keySchema.add(new KeySchemaElement().withAttributeName("Id").withKeyType(KeyType.HASH));  //Partition key

ProvisionedThroughput provisionedThroughput = new ProvisionedThroughput()

StreamSpecification streamSpecification = new StreamSpecification();
CreateTableRequest createTableRequest = new CreateTableRequest()

Step 2: Generate Update Activity in Source Table

The next step is to generate some write activity on the source table. While this activity is taking place, the source table's stream is also updated in near real time.

The application defines a helper class with methods that call the PutItem, UpdateItem, and DeleteItem API actions for writing the data. The following code snippet shows how these methods are used.

StreamsAdapterDemoHelper.putItem(dynamoDBClient, tableName, "101", "test1");
StreamsAdapterDemoHelper.updateItem(dynamoDBClient, tableName, "101", "test2");
StreamsAdapterDemoHelper.deleteItem(dynamoDBClient, tableName, "101");
StreamsAdapterDemoHelper.putItem(dynamoDBClient, tableName, "102", "demo3");
StreamsAdapterDemoHelper.updateItem(dynamoDBClient, tableName, "102", "demo4");
StreamsAdapterDemoHelper.deleteItem(dynamoDBClient, tableName, "102");

Step 3: Process the Stream

Now the program begins processing the stream. The DynamoDB Streams Kinesis Adapter acts as a transparent layer between the KCL and the DynamoDB Streams endpoint, so that the code can fully leverage KCL rather than having to make low-level DynamoDB Streams calls. The program performs the following tasks:

  • It defines a record processor class, StreamsRecordProcessor, with methods that comply with the KCL interface definition: initialize, processRecords, and shutdown. The processRecords method contains the logic required for reading from the source table's stream and writing to the destination table.

  • It defines a class factory for the record processor class (StreamsRecordProcessorFactory). This is required for Java programs that use the KCL.

  • It instantiates a new KCL Worker, which is associated with the class factory.

  • It shuts down the Worker when record processing is complete.

To learn more about the KCL interface definition, go to Developing Amazon Kinesis Consumers Using the Amazon Kinesis Client Library in the Amazon Kinesis Developer Guide.

The following code snippet shows the main loop in StreamsRecordProcessor.

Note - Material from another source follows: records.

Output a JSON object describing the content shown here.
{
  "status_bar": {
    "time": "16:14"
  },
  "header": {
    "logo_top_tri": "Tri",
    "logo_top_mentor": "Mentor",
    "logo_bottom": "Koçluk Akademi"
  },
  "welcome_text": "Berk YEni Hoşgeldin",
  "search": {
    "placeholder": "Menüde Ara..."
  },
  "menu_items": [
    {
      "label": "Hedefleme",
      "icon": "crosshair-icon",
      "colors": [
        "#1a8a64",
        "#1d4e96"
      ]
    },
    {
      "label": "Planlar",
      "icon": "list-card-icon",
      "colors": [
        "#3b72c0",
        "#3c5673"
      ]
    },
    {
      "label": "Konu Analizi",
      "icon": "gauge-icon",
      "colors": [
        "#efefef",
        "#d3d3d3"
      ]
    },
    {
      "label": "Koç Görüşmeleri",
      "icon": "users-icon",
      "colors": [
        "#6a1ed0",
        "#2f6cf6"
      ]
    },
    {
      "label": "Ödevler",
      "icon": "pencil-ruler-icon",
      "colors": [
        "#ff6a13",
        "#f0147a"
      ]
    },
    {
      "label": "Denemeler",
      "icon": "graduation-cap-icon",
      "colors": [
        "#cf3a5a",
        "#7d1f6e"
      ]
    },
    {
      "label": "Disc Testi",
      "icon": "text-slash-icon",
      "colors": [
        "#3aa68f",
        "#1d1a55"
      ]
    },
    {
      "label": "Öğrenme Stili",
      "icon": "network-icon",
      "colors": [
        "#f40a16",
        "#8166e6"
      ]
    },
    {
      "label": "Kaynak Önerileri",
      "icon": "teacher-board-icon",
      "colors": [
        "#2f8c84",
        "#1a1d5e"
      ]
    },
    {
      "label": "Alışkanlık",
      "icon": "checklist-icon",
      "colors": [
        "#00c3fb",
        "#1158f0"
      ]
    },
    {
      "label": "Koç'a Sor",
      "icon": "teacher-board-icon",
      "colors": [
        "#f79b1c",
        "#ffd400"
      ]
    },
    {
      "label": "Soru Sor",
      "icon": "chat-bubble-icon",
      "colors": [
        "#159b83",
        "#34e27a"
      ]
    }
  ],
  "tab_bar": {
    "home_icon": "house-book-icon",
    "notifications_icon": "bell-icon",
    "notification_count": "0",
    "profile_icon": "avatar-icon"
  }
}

The case statement determines what action to perform, based on the OperationType that appears in the stream record.

for(Record record : records) {
    String data = new String(record.getData().array(), Charset.forName("UTF-8"));
    if(record instanceof RecordAdapter) { streamRecord = ((RecordAdapter) record).getInternalObject();
        switch(streamRecord.getEventName()) { 
            case "INSERT" : case "MODIFY" :
                StreamsAdapterDemoHelper.putItem(dynamoDBClient, tableName, streamRecord.getDynamodb().getNewImage());
            case "REMOVE" :
                StreamsAdapterDemoHelper.deleteItem(dynamoDBClient, tableName, streamRecord.getDynamodb().getKeys().get("Id").getN());
        checkpointCounter += 1;
        if(checkpointCounter % 10 == 0) {
            try {
            } catch(Exception e) {

Step 4: Ensure Both Tables Have Identical Contents

At this point, the source and destination tables' contents are in sync. The application issues Scan requests against both tables to verify that their contents are, in fact, identical.

The DemoHelper class contains a ScanTable method that calls the low-level Scan API. The following code snippet shows how this is used.

if(StreamsAdapterDemoHelper.scanTable(dynamoDBClient, srcTable).getItems().equals(StreamsAdapterDemoHelper.scanTable(dynamoDBClient, destTable).getItems())) {
    System.out.println("Scan result is equal.");
} else {
    System.out.println("Tables are different!");

Step 5: Clean Up

The demo is complete, so the application deletes the source and destination tables. See the following code snippet.

Even after the tables are deleted, their streams remain available for up to 24 hours, after which they are automatically deleted.

dynamoDBClient.deleteTable(new DeleteTableRequest().withTableName(srcTable));
dynamoDBClient.deleteTable(new DeleteTableRequest().withTableName(destTable));